- KZ ZS4: the ZS4 are much more heavily V-shaped, with bass and treble that are much more prominent than mids. Those appear heavily recessed and a bit distant. Bass is almost overbearing, leaking over the mids, while treble is not really detailed despite its large presence. The ZSN are much more balanced, and they have better technical ability, too. Though it is not a radical difference, the ZSN offer slightly wider soundstage, better imaging and better instrument separation. They’re also faster, which leads to percussion instruments being more lively.
- KZ ES4: the ES4 are more balanced and neutral when compared to the ZSN. They offer less bass presence and more treble extension, while keeping the mids front and centre. The ES4 tend to be more detailed throughout the spectrum, and they also have slightly better soundstage width, imaging and instrument separation. They are not as god in terms of speed and control, though, nor are they when it comes to bass extension.
- KZ ED16: the ED16 are way less V-shaped than the ZSN and, in a sense, they’re their sonic opposite: they place more emphasis on the upper part of the spectrum instead of the lower one. Bass is therefore much less pronounced, while upper midrange and treble are more emphasised. Treble also has better extension, though its spiky nature leads to it being a bit fatiguing. Their soundstage is wider, while imaging and instrument separation are largely comparable. Their tendency to become fatiguing is the main reason why they are rated less than the ZSN, despite them being overall good.
I have to say that the KZ ZSN are not especially good at anything. But the thing is that they’re not bad, either. And at less than $25, there’s little more one could ask. All in all they’re more than decent: they’re balanced, with a fun-oriented tuning and just enough technical ability and detail to make them an appealing daily driver with a very affordable price.
The KZ ZSN are definitely not the best one could hope for, but they’re good enough to be enjoyable and pleasant. With great comfort and decent isolation, they are good for commuting daily without much worries.
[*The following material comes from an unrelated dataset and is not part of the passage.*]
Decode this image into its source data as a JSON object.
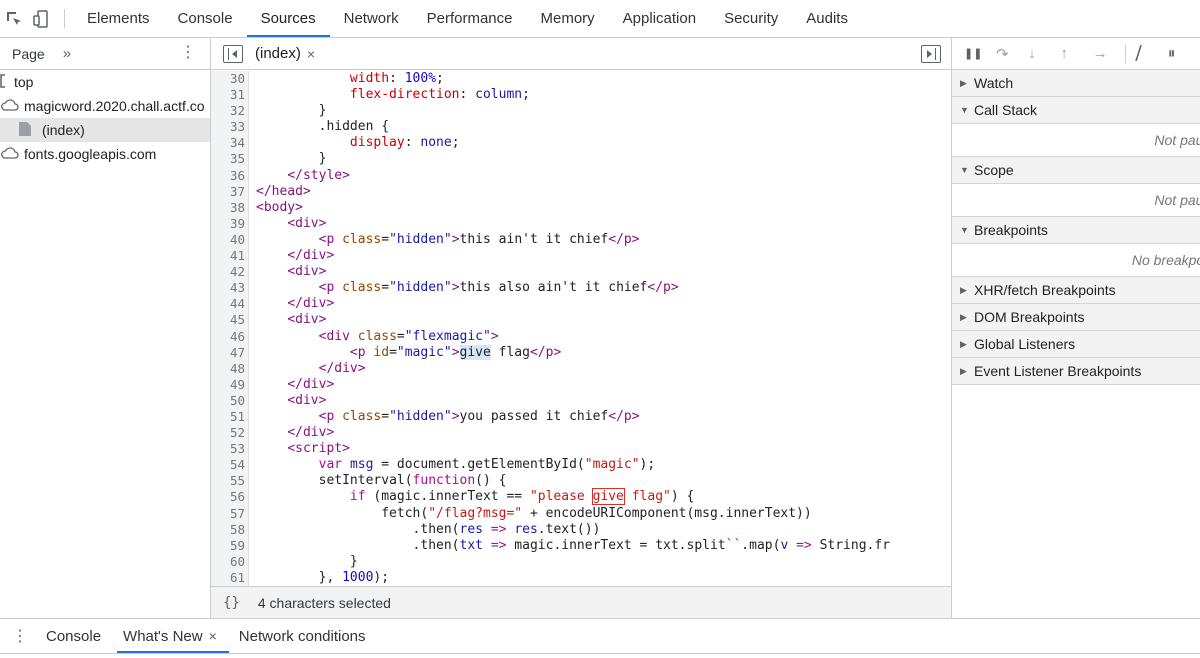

KZ really nailed it this time and although there’s still work to make them truly great, this is a step in the right direction – let’s hope they’ll keep on taking them as a starting point and keep on improving it.